This condition is present only under those circumstances where there is persistent continued inhalation of dust of some form. A deposit takes place in the air cells of the lungs and a low grade of inflammation is induced, with the consequent results of such an inflammation or a chronic form of bronchitis may be induced, or emphysema or necrosis of lung tissues from ulceration.

Symptomatology:—The symptoms are gradual emaciation, a persistent, irritating cough, distress in the chest, with shallow and difficult breathing, ultimately the spitting of blood and an offensive breath. The expectoration, upon careful inspection, will show the presence of particles of dust, in a mucopurulent fluid, tinged with blood.

Diagnosis:—The diagnosis is made from the knowledge of the patient's constant environment and by the exclusion of those causes and associated conditions with the characteristic phenomena of other diseases of the lungs and bronchial tubes.

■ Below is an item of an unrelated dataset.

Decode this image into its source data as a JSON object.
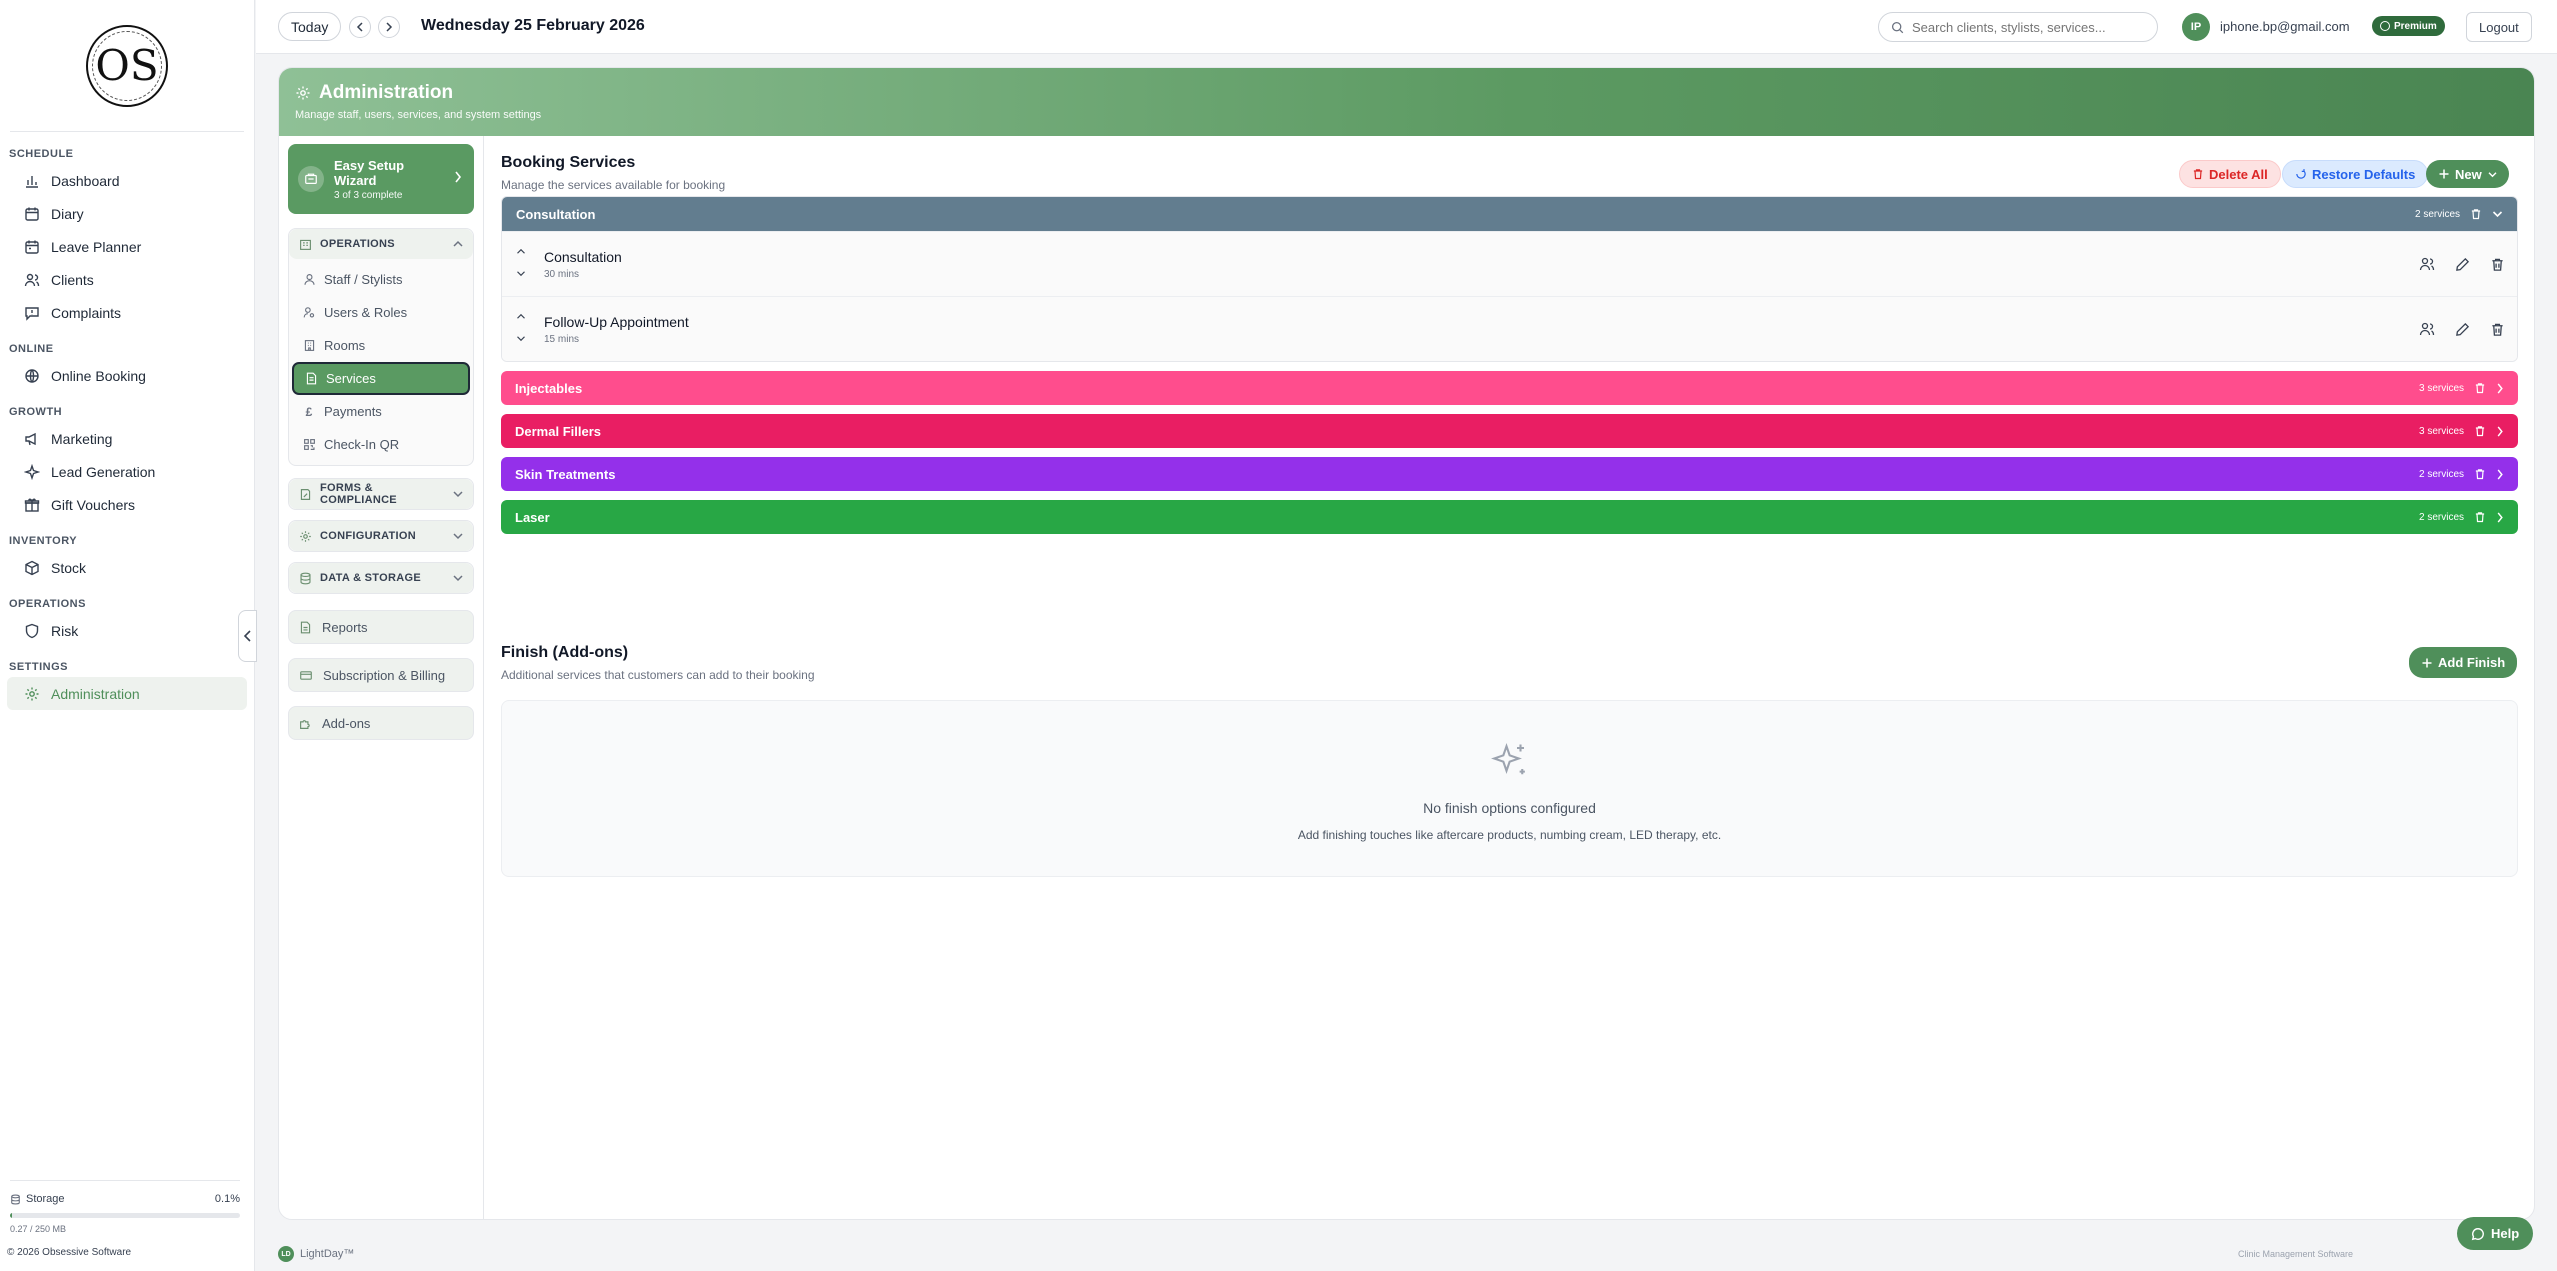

Treatment:—No specific suggestions can be made as to the medicinal treatment. The patient must be removed entirely from all conditions involved in the production of the disease and the attendant phenomena must be treated symptomatically. Much attention should be paid to building up the system and to the restoration of the normal tone of every function of the body.

The Eclectic Practice of Medicine with especial reference to the Treatment of Disease, 1910, was written by Finley Ellingwood, M.D.